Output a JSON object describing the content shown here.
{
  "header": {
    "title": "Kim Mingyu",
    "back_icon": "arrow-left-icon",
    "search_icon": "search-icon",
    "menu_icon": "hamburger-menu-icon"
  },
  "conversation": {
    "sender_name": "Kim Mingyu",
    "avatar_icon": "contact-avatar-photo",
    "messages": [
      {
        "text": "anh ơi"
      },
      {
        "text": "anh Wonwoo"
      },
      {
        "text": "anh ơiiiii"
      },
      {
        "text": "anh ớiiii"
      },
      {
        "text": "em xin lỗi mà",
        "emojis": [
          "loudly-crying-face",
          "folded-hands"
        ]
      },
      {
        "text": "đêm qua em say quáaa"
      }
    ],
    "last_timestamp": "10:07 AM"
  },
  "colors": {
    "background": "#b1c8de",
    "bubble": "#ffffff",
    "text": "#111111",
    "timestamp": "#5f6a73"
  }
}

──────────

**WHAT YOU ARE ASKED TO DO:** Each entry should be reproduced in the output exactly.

**ANSWER SPACE:**
Output a JSON object describing the content shown here.
{
  "header": {
    "title": "Kim Mingyu",
    "back_icon": "arrow-left-icon",
    "search_icon": "search-icon",
    "menu_icon": "hamburger-menu-icon"
  },
  "conversation": {
    "sender_name": "Kim Mingyu",
    "avatar_icon": "contact-avatar-photo",
    "messages": [
      {
        "text": "anh ơi"
      },
      {
        "text": "anh Wonwoo"
      },
      {
        "text": "anh ơiiiii"
      },
      {
        "text": "anh ớiiii"
      },
      {
        "text": "em xin lỗi mà",
        "emojis": [
          "loudly-crying-face",
          "folded-hands"
        ]
      },
      {
        "text": "đêm qua em say quáaa"
      }
    ],
    "last_timestamp": "10:07 AM"
  },
  "colors": {
    "background": "#b1c8de",
    "bubble": "#ffffff",
    "text": "#111111",
    "timestamp": "#5f6a73"
  }
}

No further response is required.